SJC backslides on racial disparities in policing
Karen K. case showcases a second meaning for 'blading'
IN A DECISION issued last week, the Supreme Judicial Court acquiesced in the disproportionate stopping and frisking of young people of color in the Commonwealth by upholding a police officer’s reliance for the intrusion on a juvenile’s “blading.” This amorphous amalgam of vague body movements and racially applied factors is so ambiguous that the SJC simultaneously suggested it be retired as a basis of suspicion.
In order to stop someone for investigation of potential criminal activity, a police officer must have reasonable suspicion, based on specific articulable facts, that the person has committed or is about to commit a crime. To pat them and search for weapons, the officer must also have a reasonable belief that they are “armed and dangerous.”
Substantial empirical data confirms that Black Americans are disproportionately stopped, searched, arrested, and likely to be subject to the use of force by police. Courts must therefore critically evaluate police assertions of suspicious behaviors that are often ambiguous, such as those exhibited by Karen K., the suspect who was frisked. In Karen K., the SJC addressed how courts should weigh behaviors, each innocuous standing alone, when deciding whether a search or seizure was constitutional.
Members of the Boston Police Department were dispatched to a housing complex hours after a concerned citizen informed them that a group of kids were hanging around and one had displayed a firearm. One officer observed Karen K. trying to avoid a group of seven other officers, and later testified that she kept looking back over her shoulder and adjusting her waistband, asserting that she had “bladed” her body “so as to conceal something on her person.”
Karen K. argued that because the officers lacked required suspicion that she was committing a crime or that she was armed and dangerous, they violated the state constitution in stopping her. The SJC disagreed, concluding that adjusting a waistband and “blading” gave the police reasonable suspicion.

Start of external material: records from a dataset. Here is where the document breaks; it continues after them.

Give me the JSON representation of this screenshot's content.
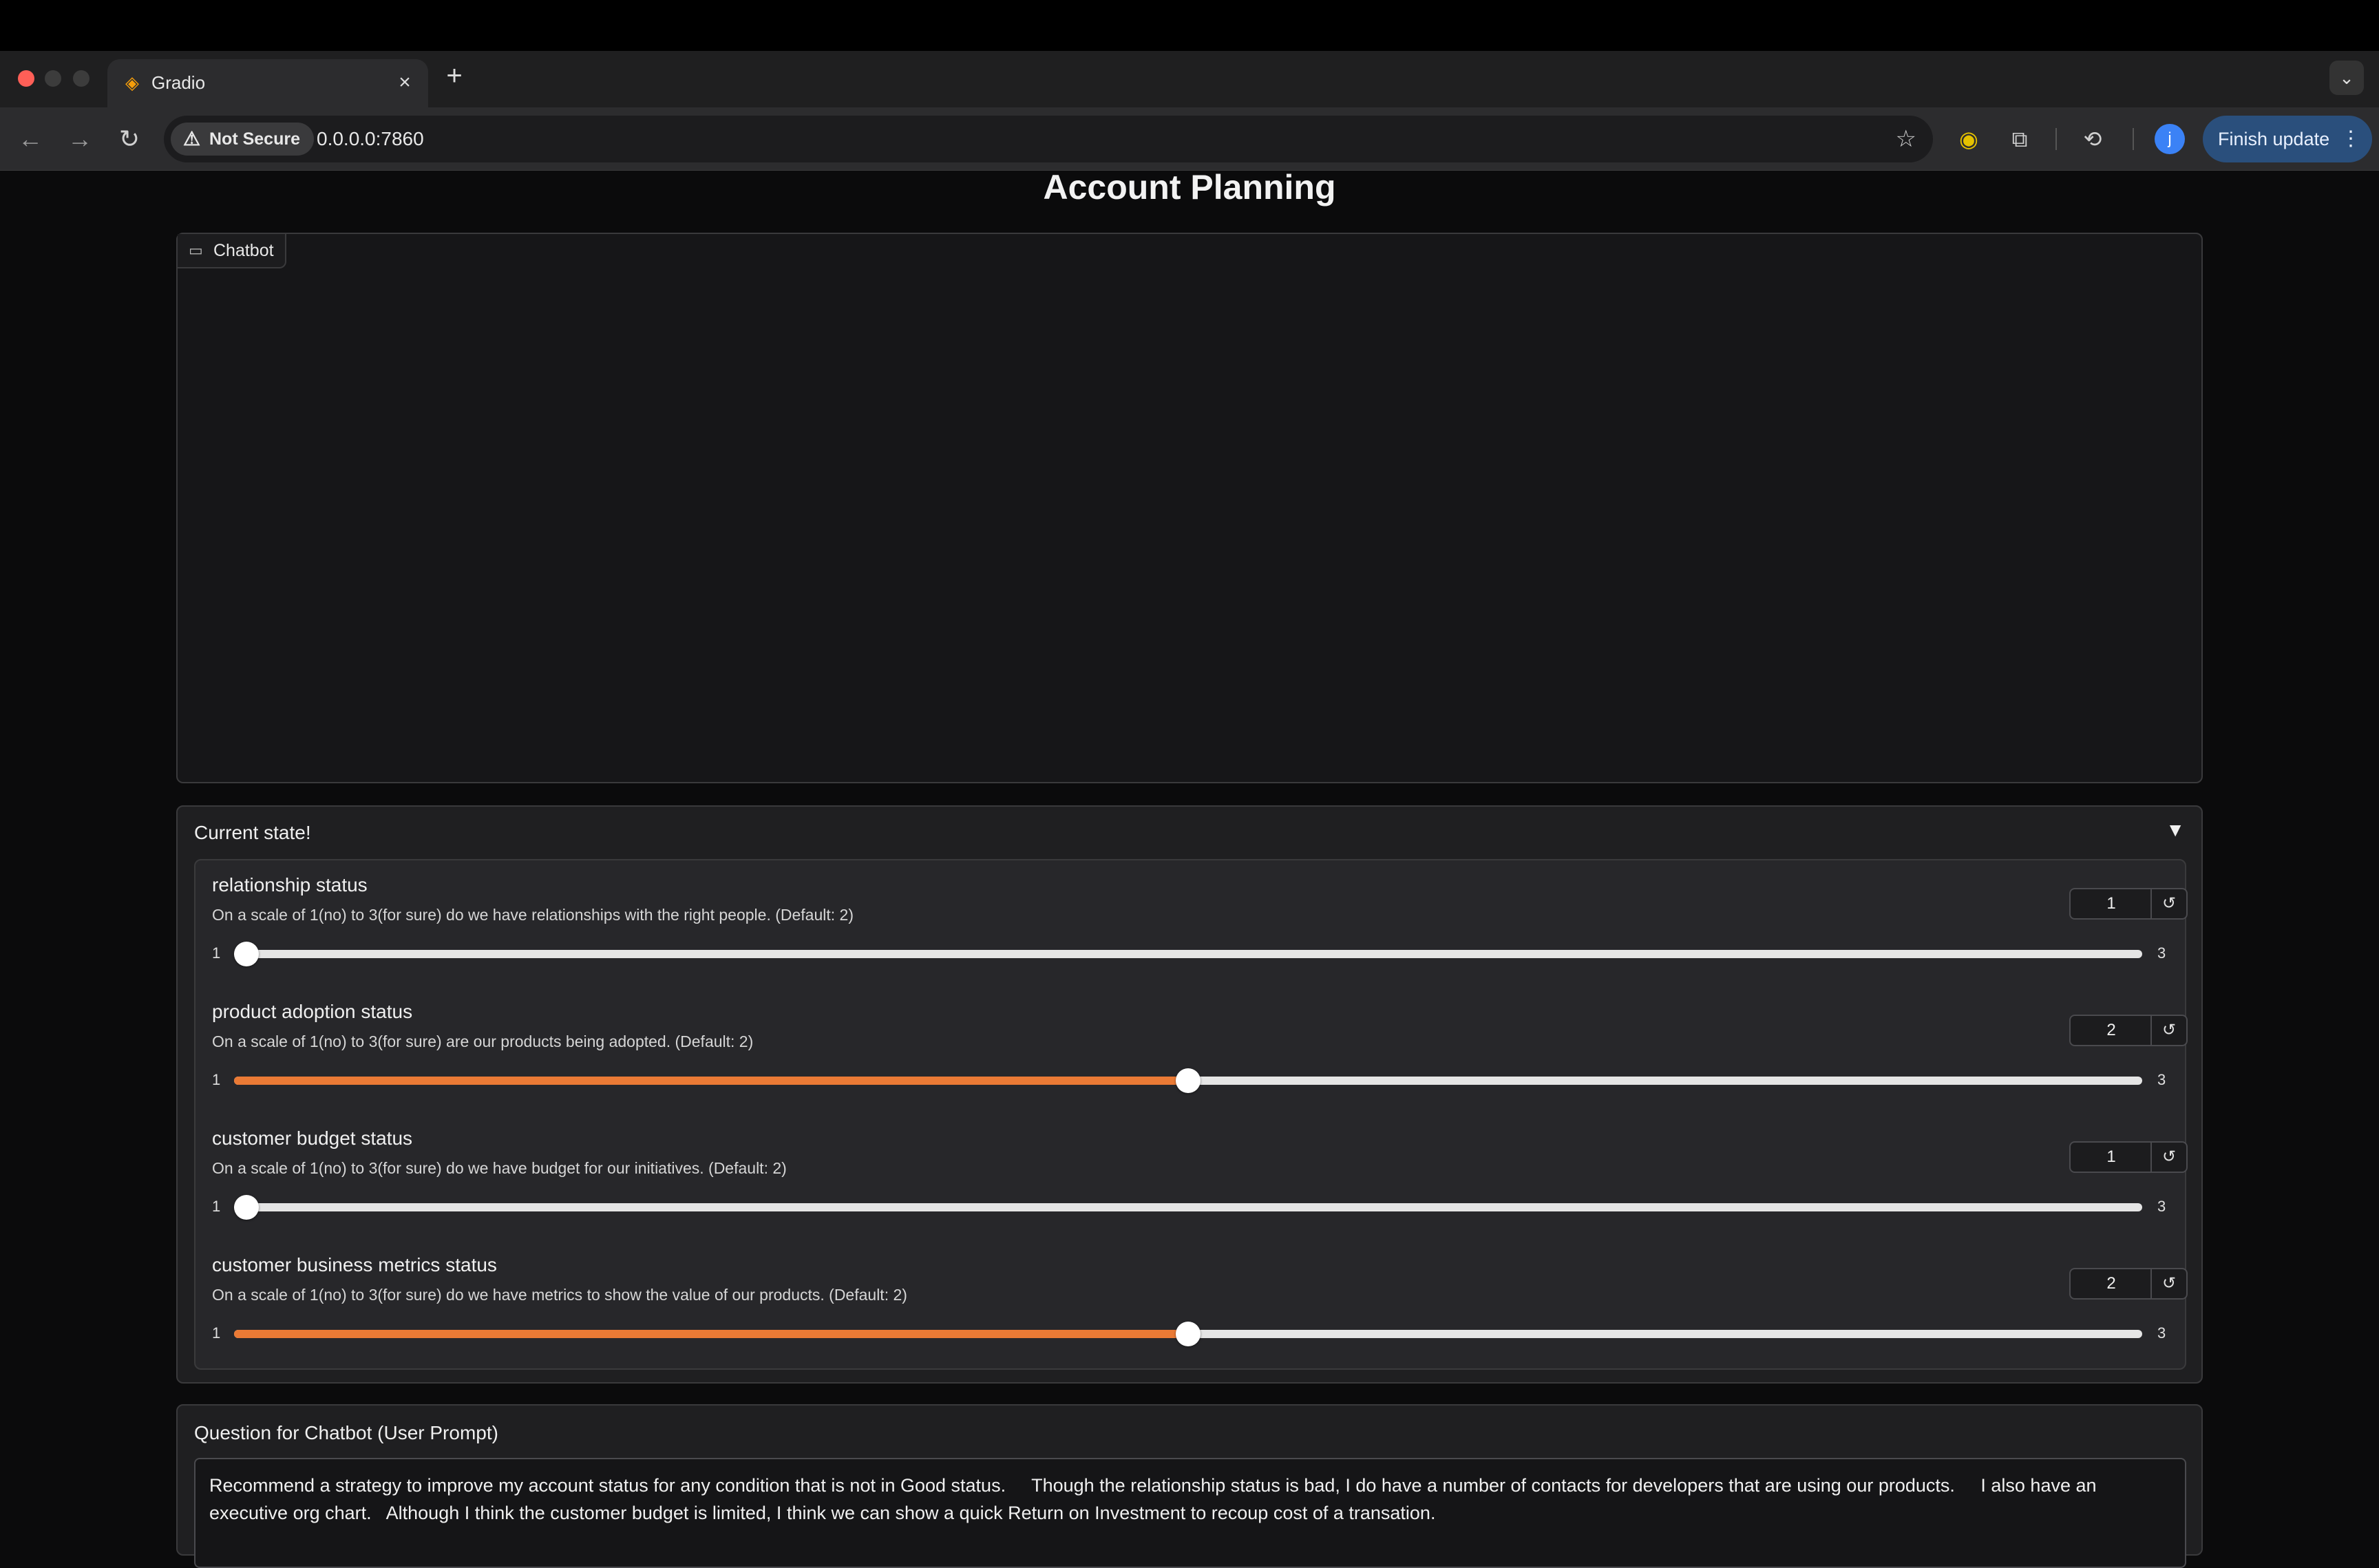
{
  "browser": {
    "tab_title": "Gradio",
    "security_label": "Not Secure",
    "url": "0.0.0.0:7860",
    "profile_initial": "j",
    "finish_update_label": "Finish update"
  },
  "page": {
    "title": "Account Planning"
  },
  "chatbot": {
    "label": "Chatbot"
  },
  "state_panel": {
    "title": "Current state!",
    "toggle": "▼",
    "sliders": [
      {
        "label": "relationship status",
        "info": "On a scale of 1(no) to 3(for sure) do we have relationships with the right people. (Default: 2)",
        "value": "1",
        "min": "1",
        "max": "3",
        "fraction": 0
      },
      {
        "label": "product adoption status",
        "info": "On a scale of 1(no) to 3(for sure) are our products being adopted. (Default: 2)",
        "value": "2",
        "min": "1",
        "max": "3",
        "fraction": 0.5
      },
      {
        "label": "customer budget status",
        "info": "On a scale of 1(no) to 3(for sure) do we have budget for our initiatives. (Default: 2)",
        "value": "1",
        "min": "1",
        "max": "3",
        "fraction": 0
      },
      {
        "label": "customer business metrics status",
        "info": "On a scale of 1(no) to 3(for sure) do we have metrics to show the value of our products. (Default: 2)",
        "value": "2",
        "min": "1",
        "max": "3",
        "fraction": 0.5
      }
    ]
  },
  "prompt": {
    "label": "Question for Chatbot (User Prompt)",
    "text": "Recommend a strategy to improve my account status for any condition that is not in Good status.     Though the relationship status is bad, I do have a number of contacts for developers that are using our products.     I also have an executive org chart.   Although I think the customer budget is limited, I think we can show a quick Return on Investment to recoup cost of a transation."
  },
  "icons": {
    "back": "arrow-left-icon",
    "forward": "arrow-right-icon",
    "reload": "reload-icon",
    "warning": "warning-icon",
    "star": "star-icon",
    "extension": "puzzle-icon",
    "history": "history-icon",
    "reset": "reset-icon",
    "chat": "chat-icon"
  },
  "colors": {
    "accent": "#ea7a35",
    "finish_button": "#2a4f7c",
    "close_dot": "#ff5f57"
  }
}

Massachusetts courts have been at the forefront of acknowledging an important paradox in criminal procedure: nervous or evasive behavior during police interactions is disproportionality attributed to young people of color, but this behavior is also the result of racialized policing. In 2016, the SJC famously acknowledged that as a result of persistent racial profiling, Black males in particular have legitimate reasons to avoid police interactions, and thus flight from police should not contribute to reasonable suspicion. And in 2020, the court again addressed the racialized impact of policing, issuing two decisions that expanded protection against racial profiling in police stops.
But in 2021, the SJC retreated from this commitment to combat racism in policing. A fractured court affirmed the constitutionality of a patfrisk of the passenger of a car that had been stopped for a minor traffic violation, based on police testimony of his “erratic, uncharacteristic behavior,” including his “bladed stance,” defined in that instance as aggressive and threatening behavior towards the officer. Forcefully dissenting, Chief Justice Kimberly Budd explained that people of color are disproportionately likely to be searched by police, largely due to “neutral rules of deference that affirm the decision of racially biased actors.”
At a moment when state courts are essential to protecting constitutional rights, the Karen K. decision confirms a backslide in the Commonwealth. Notably, even though the court has acknowledged that the term “‘blading’ has become both unwieldy, lacking precision or a single definition, and tinged with loaded connotations,” it has in the last two years accepted the term to mean different things: last year it concluded that a “bladed stance” suggested imminent physical attack, and then Wednesday, it accepted a definition of “blading” as an attempt “to conceal something on [petitioner’s] person.”
When affirming the constitutionality of the police officer’s actions, the SJC also relied on Karen K.’s alleged evasion of officers, adjustment of her waistband, and the hours-old tip to police. But as Budd explained, the weakness of these factors in supporting reasonable suspicion reveals the juvenile’s “blading” was dispositive.
Racism pervades our criminal legal system. Courts must question the seemingly facially race-neutral reasoning of actors such as police officers, particularly when that reasoning consistently leads to unjust results. The SJC could have required the Commonwealth to show that vague behavioral observations have strong non-race-based foundations. Or it could have urged lower courts to question police officers on the predictive values of specific terms.
In her concurrence, Budd insists that Karen K. does not lower the constitutional threshold for warrantless stops, reiterating that reasonable suspicion cannot be based in ordinary, innocuous behavior. But the SJC’s reliance on “blading” and other behaviors consistent with fear-based nervousness around police to ratify a stop and patfrisk suggests otherwise.
Aliza Hochman Bloom is a faculty fellow at New England Law who teaches criminal law and criminal procedure and writes about race and the Fourth Amendment.